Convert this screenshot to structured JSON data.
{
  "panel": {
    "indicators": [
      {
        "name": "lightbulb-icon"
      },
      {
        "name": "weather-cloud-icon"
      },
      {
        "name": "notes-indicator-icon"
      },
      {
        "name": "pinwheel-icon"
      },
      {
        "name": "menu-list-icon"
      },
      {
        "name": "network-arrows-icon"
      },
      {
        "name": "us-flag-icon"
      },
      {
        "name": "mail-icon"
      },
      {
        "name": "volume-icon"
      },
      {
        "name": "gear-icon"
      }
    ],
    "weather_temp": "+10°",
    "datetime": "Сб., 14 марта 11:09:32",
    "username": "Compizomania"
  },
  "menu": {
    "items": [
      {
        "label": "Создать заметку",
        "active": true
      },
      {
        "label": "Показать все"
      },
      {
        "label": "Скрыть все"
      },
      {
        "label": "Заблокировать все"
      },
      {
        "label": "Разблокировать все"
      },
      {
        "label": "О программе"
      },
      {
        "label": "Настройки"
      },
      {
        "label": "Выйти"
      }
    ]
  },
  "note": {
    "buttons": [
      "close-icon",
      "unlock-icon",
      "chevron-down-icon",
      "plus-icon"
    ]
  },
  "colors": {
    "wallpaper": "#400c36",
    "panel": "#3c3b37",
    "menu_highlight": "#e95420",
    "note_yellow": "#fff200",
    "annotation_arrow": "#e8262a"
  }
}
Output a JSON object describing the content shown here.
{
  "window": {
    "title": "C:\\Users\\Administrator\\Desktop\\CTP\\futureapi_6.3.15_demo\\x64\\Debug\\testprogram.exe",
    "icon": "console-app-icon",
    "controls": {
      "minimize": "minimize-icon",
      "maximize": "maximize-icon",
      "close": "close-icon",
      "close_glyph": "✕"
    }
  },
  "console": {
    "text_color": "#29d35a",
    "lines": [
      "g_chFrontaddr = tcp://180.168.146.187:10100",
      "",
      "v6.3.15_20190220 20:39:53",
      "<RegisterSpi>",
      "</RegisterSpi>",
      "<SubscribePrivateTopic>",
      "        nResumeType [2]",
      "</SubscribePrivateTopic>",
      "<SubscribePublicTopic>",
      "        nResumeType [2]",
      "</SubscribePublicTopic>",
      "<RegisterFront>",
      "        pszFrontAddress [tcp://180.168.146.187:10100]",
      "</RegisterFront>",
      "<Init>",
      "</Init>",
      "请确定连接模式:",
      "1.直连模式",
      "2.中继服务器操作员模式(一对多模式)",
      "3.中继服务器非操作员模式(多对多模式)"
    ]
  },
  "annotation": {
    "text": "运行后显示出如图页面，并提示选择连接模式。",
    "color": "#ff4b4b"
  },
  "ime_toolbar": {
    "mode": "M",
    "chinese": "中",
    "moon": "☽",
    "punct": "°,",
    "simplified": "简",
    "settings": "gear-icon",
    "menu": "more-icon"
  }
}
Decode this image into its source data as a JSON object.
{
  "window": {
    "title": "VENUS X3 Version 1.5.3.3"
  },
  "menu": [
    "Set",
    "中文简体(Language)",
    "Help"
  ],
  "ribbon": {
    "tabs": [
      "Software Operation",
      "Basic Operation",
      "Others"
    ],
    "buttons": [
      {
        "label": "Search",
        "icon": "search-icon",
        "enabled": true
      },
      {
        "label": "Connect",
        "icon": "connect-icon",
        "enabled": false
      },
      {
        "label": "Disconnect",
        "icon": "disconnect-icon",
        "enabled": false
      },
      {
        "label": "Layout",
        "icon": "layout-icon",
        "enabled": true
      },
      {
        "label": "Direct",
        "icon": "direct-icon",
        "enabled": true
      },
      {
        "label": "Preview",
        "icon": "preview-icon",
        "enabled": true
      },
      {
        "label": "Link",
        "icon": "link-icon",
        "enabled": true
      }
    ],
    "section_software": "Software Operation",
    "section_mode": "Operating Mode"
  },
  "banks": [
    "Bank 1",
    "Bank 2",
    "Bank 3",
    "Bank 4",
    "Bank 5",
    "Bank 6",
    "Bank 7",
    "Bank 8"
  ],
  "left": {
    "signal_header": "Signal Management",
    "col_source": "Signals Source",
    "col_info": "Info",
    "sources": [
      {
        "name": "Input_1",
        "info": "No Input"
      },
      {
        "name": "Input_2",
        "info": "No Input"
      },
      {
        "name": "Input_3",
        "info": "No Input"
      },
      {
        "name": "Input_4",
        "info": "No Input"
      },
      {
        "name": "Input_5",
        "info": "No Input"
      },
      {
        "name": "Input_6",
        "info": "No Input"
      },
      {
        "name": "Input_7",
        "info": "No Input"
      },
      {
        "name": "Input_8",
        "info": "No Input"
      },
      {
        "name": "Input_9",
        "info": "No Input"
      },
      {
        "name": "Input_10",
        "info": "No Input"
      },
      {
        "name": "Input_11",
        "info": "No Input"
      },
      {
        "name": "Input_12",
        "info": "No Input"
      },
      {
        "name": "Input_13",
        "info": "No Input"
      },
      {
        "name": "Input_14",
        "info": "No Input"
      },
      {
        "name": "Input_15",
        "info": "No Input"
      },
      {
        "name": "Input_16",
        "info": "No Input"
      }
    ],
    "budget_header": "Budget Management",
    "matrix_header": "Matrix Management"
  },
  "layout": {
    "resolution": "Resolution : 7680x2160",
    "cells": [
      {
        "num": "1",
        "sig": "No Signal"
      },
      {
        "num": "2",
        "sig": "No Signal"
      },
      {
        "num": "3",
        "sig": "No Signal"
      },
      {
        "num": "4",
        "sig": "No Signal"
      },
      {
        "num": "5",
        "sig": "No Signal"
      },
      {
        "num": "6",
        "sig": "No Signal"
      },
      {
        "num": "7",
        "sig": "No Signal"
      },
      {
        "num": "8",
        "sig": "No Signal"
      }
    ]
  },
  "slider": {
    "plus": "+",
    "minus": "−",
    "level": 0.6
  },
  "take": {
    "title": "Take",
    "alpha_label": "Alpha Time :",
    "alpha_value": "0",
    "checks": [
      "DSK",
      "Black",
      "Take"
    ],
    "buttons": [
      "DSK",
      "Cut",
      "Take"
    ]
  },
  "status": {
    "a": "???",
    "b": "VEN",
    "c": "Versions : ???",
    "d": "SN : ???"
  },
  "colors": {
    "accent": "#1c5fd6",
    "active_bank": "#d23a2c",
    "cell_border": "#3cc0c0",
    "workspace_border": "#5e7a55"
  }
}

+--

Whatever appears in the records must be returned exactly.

Convert this screenshot to structured JSON data.
{
  "panel": {
    "indicators": [
      {
        "name": "lightbulb-icon"
      },
      {
        "name": "weather-cloud-icon"
      },
      {
        "name": "notes-indicator-icon"
      },
      {
        "name": "pinwheel-icon"
      },
      {
        "name": "menu-list-icon"
      },
      {
        "name": "network-arrows-icon"
      },
      {
        "name": "us-flag-icon"
      },
      {
        "name": "mail-icon"
      },
      {
        "name": "volume-icon"
      },
      {
        "name": "gear-icon"
      }
    ],
    "weather_temp": "+10°",
    "datetime": "Сб., 14 марта 11:09:32",
    "username": "Compizomania"
  },
  "menu": {
    "items": [
      {
        "label": "Создать заметку",
        "active": true
      },
      {
        "label": "Показать все"
      },
      {
        "label": "Скрыть все"
      },
      {
        "label": "Заблокировать все"
      },
      {
        "label": "Разблокировать все"
      },
      {
        "label": "О программе"
      },
      {
        "label": "Настройки"
      },
      {
        "label": "Выйти"
      }
    ]
  },
  "note": {
    "buttons": [
      "close-icon",
      "unlock-icon",
      "chevron-down-icon",
      "plus-icon"
    ]
  },
  "colors": {
    "wallpaper": "#400c36",
    "panel": "#3c3b37",
    "menu_highlight": "#e95420",
    "note_yellow": "#fff200",
    "annotation_arrow": "#e8262a"
  }
}
Output a JSON object describing the content shown here.
{
  "window": {
    "title": "C:\\Users\\Administrator\\Desktop\\CTP\\futureapi_6.3.15_demo\\x64\\Debug\\testprogram.exe",
    "icon": "console-app-icon",
    "controls": {
      "minimize": "minimize-icon",
      "maximize": "maximize-icon",
      "close": "close-icon",
      "close_glyph": "✕"
    }
  },
  "console": {
    "text_color": "#29d35a",
    "lines": [
      "g_chFrontaddr = tcp://180.168.146.187:10100",
      "",
      "v6.3.15_20190220 20:39:53",
      "<RegisterSpi>",
      "</RegisterSpi>",
      "<SubscribePrivateTopic>",
      "        nResumeType [2]",
      "</SubscribePrivateTopic>",
      "<SubscribePublicTopic>",
      "        nResumeType [2]",
      "</SubscribePublicTopic>",
      "<RegisterFront>",
      "        pszFrontAddress [tcp://180.168.146.187:10100]",
      "</RegisterFront>",
      "<Init>",
      "</Init>",
      "请确定连接模式:",
      "1.直连模式",
      "2.中继服务器操作员模式(一对多模式)",
      "3.中继服务器非操作员模式(多对多模式)"
    ]
  },
  "annotation": {
    "text": "运行后显示出如图页面，并提示选择连接模式。",
    "color": "#ff4b4b"
  },
  "ime_toolbar": {
    "mode": "M",
    "chinese": "中",
    "moon": "☽",
    "punct": "°,",
    "simplified": "简",
    "settings": "gear-icon",
    "menu": "more-icon"
  }
}
Decode this image into its source data as a JSON object.
{
  "window": {
    "title": "VENUS X3 Version 1.5.3.3"
  },
  "menu": [
    "Set",
    "中文简体(Language)",
    "Help"
  ],
  "ribbon": {
    "tabs": [
      "Software Operation",
      "Basic Operation",
      "Others"
    ],
    "buttons": [
      {
        "label": "Search",
        "icon": "search-icon",
        "enabled": true
      },
      {
        "label": "Connect",
        "icon": "connect-icon",
        "enabled": false
      },
      {
        "label": "Disconnect",
        "icon": "disconnect-icon",
        "enabled": false
      },
      {
        "label": "Layout",
        "icon": "layout-icon",
        "enabled": true
      },
      {
        "label": "Direct",
        "icon": "direct-icon",
        "enabled": true
      },
      {
        "label": "Preview",
        "icon": "preview-icon",
        "enabled": true
      },
      {
        "label": "Link",
        "icon": "link-icon",
        "enabled": true
      }
    ],
    "section_software": "Software Operation",
    "section_mode": "Operating Mode"
  },
  "banks": [
    "Bank 1",
    "Bank 2",
    "Bank 3",
    "Bank 4",
    "Bank 5",
    "Bank 6",
    "Bank 7",
    "Bank 8"
  ],
  "left": {
    "signal_header": "Signal Management",
    "col_source": "Signals Source",
    "col_info": "Info",
    "sources": [
      {
        "name": "Input_1",
        "info": "No Input"
      },
      {
        "name": "Input_2",
        "info": "No Input"
      },
      {
        "name": "Input_3",
        "info": "No Input"
      },
      {
        "name": "Input_4",
        "info": "No Input"
      },
      {
        "name": "Input_5",
        "info": "No Input"
      },
      {
        "name": "Input_6",
        "info": "No Input"
      },
      {
        "name": "Input_7",
        "info": "No Input"
      },
      {
        "name": "Input_8",
        "info": "No Input"
      },
      {
        "name": "Input_9",
        "info": "No Input"
      },
      {
        "name": "Input_10",
        "info": "No Input"
      },
      {
        "name": "Input_11",
        "info": "No Input"
      },
      {
        "name": "Input_12",
        "info": "No Input"
      },
      {
        "name": "Input_13",
        "info": "No Input"
      },
      {
        "name": "Input_14",
        "info": "No Input"
      },
      {
        "name": "Input_15",
        "info": "No Input"
      },
      {
        "name": "Input_16",
        "info": "No Input"
      }
    ],
    "budget_header": "Budget Management",
    "matrix_header": "Matrix Management"
  },
  "layout": {
    "resolution": "Resolution : 7680x2160",
    "cells": [
      {
        "num": "1",
        "sig": "No Signal"
      },
      {
        "num": "2",
        "sig": "No Signal"
      },
      {
        "num": "3",
        "sig": "No Signal"
      },
      {
        "num": "4",
        "sig": "No Signal"
      },
      {
        "num": "5",
        "sig": "No Signal"
      },
      {
        "num": "6",
        "sig": "No Signal"
      },
      {
        "num": "7",
        "sig": "No Signal"
      },
      {
        "num": "8",
        "sig": "No Signal"
      }
    ]
  },
  "slider": {
    "plus": "+",
    "minus": "−",
    "level": 0.6
  },
  "take": {
    "title": "Take",
    "alpha_label": "Alpha Time :",
    "alpha_value": "0",
    "checks": [
      "DSK",
      "Black",
      "Take"
    ],
    "buttons": [
      "DSK",
      "Cut",
      "Take"
    ]
  },
  "status": {
    "a": "???",
    "b": "VEN",
    "c": "Versions : ???",
    "d": "SN : ???"
  },
  "colors": {
    "accent": "#1c5fd6",
    "active_bank": "#d23a2c",
    "cell_border": "#3cc0c0",
    "workspace_border": "#5e7a55"
  }
}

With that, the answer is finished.